Aim of the task
In the records below, count each line where the word "Ishak" appears, and reply with that number only.

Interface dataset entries
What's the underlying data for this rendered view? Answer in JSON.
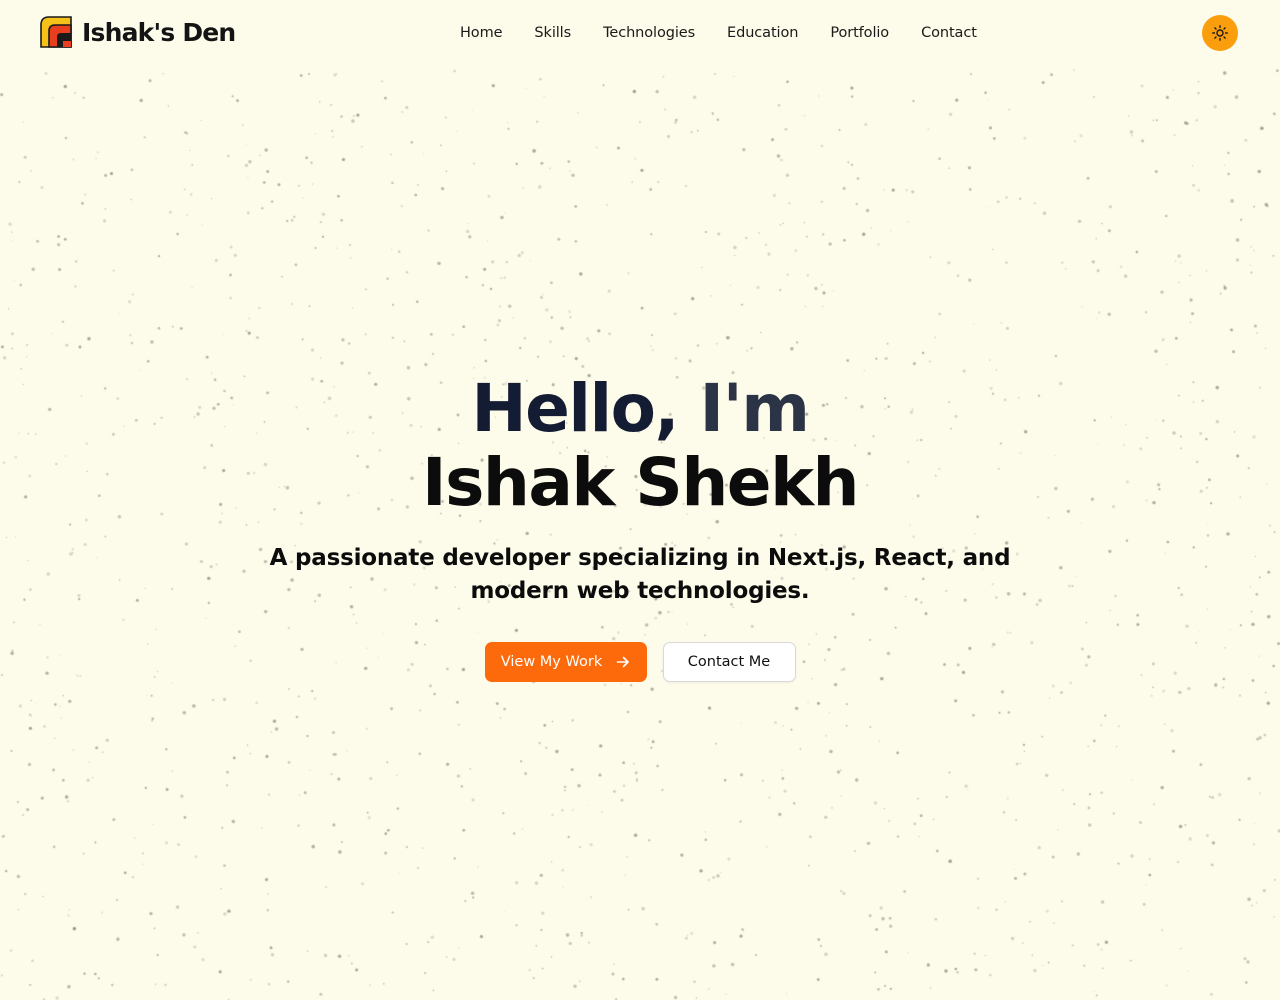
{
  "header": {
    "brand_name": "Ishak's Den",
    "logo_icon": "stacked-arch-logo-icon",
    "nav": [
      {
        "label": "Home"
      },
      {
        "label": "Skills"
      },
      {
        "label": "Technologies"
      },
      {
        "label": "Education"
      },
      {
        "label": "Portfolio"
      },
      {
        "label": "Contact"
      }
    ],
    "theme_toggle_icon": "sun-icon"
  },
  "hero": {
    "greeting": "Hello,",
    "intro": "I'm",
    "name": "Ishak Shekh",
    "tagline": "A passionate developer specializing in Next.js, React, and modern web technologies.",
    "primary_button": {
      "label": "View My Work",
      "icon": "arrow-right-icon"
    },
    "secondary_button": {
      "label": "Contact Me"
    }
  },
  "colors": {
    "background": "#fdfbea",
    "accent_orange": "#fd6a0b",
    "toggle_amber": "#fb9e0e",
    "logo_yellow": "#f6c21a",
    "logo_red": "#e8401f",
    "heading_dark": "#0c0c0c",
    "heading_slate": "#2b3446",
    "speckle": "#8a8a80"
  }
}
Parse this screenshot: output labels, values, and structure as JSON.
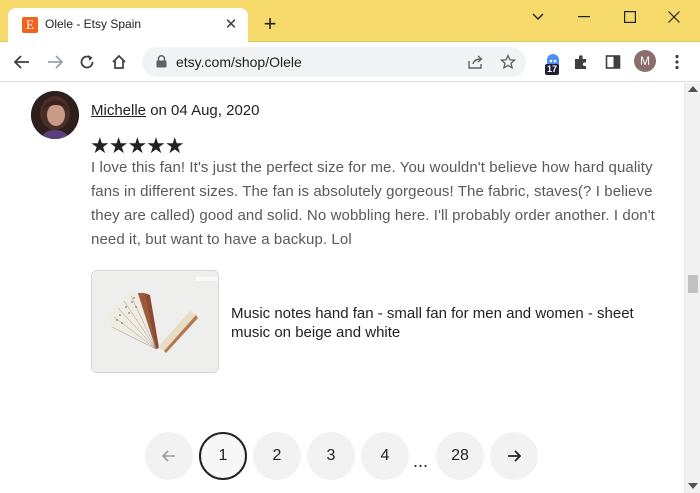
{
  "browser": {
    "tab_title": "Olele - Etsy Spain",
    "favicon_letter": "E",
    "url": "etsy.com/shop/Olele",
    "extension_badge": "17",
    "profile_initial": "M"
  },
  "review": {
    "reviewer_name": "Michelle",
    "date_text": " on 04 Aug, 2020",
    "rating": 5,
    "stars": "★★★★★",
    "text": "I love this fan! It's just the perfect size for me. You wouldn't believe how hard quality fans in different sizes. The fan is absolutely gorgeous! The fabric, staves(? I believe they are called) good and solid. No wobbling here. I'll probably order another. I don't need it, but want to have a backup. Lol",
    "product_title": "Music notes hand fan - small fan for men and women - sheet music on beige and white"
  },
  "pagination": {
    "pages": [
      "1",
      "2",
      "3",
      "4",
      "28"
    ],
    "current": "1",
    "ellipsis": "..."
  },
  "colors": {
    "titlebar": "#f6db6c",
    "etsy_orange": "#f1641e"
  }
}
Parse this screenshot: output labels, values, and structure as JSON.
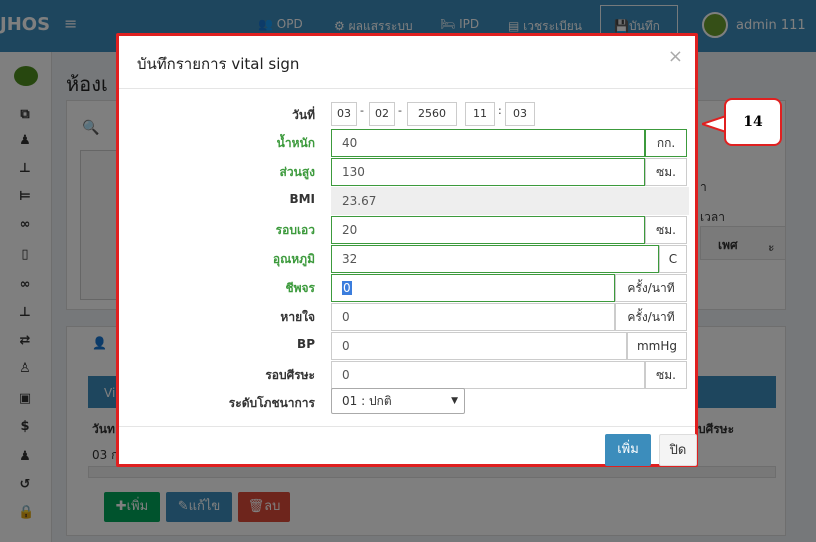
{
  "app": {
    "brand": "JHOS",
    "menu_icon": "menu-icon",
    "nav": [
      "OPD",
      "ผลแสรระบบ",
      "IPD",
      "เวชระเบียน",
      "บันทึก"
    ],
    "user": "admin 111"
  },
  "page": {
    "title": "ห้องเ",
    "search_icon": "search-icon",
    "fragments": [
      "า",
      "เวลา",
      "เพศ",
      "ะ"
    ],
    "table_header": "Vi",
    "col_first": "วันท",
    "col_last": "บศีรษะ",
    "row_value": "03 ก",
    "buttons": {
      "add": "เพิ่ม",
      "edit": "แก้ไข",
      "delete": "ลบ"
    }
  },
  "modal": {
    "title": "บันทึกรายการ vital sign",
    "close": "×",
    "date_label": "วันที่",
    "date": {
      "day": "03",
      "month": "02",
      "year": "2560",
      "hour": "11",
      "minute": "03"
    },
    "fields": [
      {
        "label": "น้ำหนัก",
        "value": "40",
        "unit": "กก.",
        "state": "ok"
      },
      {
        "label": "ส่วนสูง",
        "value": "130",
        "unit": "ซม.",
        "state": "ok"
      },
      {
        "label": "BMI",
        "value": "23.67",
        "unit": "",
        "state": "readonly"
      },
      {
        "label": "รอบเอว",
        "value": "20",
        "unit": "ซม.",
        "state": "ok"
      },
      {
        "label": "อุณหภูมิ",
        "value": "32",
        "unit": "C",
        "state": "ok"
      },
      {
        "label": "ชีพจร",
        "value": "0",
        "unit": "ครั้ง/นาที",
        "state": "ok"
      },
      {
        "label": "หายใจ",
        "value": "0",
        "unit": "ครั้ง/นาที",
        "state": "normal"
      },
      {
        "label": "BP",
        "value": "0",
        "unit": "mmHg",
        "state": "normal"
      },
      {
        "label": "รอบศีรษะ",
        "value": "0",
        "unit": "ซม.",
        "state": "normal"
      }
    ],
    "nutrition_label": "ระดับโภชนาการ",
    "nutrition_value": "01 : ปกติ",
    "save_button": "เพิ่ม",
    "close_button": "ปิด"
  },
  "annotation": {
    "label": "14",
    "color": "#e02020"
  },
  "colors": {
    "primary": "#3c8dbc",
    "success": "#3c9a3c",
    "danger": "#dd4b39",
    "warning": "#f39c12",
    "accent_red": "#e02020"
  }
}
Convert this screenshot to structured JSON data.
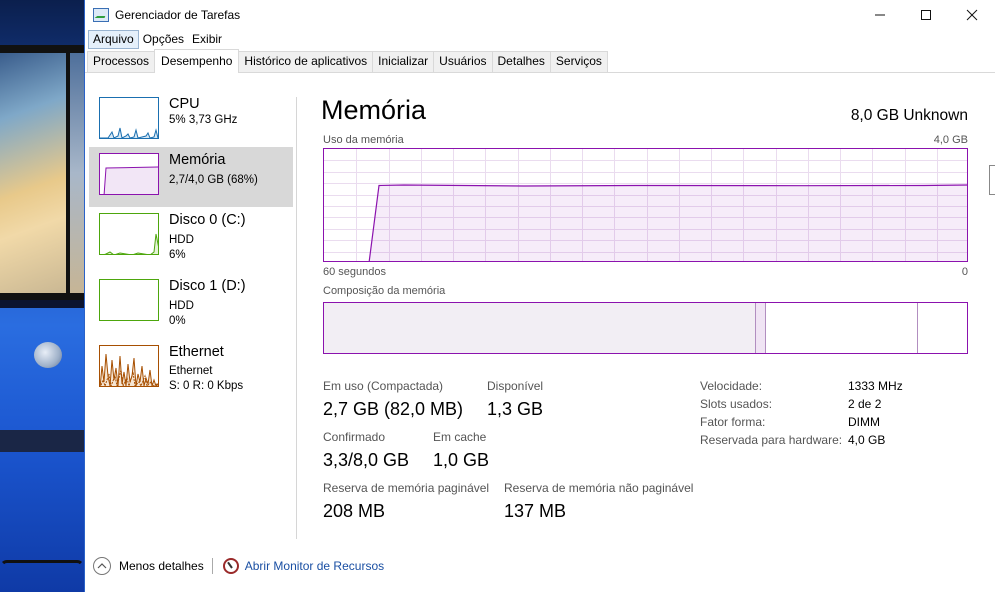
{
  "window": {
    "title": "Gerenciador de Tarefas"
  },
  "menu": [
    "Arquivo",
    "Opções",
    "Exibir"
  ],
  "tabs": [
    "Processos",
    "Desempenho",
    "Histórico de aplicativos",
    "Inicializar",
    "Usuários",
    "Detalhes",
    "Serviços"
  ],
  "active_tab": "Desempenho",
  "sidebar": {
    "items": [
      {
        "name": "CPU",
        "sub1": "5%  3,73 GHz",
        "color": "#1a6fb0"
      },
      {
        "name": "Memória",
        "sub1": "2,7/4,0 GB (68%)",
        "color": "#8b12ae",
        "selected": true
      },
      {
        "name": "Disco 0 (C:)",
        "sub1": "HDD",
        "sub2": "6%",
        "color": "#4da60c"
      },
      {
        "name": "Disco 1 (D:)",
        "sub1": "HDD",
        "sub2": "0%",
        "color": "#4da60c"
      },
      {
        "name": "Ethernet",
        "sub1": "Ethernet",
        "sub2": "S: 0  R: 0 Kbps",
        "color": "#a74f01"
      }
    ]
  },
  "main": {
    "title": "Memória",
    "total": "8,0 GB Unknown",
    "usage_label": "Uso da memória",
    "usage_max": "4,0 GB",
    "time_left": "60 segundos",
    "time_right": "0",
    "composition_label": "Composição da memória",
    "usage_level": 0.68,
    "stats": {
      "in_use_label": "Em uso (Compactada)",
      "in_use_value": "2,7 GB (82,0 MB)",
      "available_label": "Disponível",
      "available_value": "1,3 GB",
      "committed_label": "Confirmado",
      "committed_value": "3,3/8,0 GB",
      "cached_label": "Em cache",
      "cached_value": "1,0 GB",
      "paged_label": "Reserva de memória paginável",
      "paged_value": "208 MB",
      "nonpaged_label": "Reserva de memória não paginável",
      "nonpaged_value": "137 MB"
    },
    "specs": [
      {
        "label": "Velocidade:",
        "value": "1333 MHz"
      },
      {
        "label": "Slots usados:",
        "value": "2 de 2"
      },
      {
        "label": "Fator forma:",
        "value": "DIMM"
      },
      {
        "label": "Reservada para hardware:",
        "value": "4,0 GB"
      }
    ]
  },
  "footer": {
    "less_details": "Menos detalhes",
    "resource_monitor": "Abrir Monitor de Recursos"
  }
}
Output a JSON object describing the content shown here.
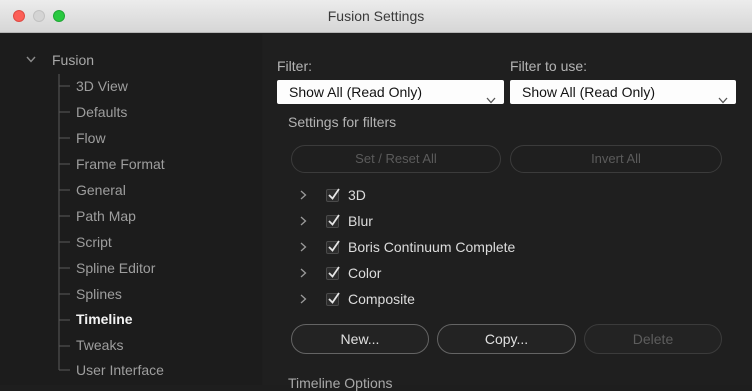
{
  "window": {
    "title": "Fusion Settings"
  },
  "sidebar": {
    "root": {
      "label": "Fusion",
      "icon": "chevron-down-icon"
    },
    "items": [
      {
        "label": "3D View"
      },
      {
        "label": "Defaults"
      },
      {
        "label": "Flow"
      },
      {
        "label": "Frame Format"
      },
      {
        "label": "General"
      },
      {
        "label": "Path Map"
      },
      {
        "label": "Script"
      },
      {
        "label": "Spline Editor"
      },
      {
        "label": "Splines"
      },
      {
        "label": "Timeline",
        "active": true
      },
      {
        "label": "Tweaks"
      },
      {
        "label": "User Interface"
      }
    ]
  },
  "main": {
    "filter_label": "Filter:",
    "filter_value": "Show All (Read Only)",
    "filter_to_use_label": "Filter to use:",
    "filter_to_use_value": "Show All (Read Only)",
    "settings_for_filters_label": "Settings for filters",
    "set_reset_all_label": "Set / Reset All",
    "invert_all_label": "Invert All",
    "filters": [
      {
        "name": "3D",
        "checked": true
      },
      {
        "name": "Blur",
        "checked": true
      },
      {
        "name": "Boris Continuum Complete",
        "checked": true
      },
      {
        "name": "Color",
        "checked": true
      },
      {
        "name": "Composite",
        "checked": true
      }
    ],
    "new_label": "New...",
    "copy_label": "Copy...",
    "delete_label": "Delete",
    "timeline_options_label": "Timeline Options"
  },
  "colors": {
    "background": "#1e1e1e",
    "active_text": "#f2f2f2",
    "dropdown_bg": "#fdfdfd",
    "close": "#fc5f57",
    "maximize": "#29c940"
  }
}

Reply
2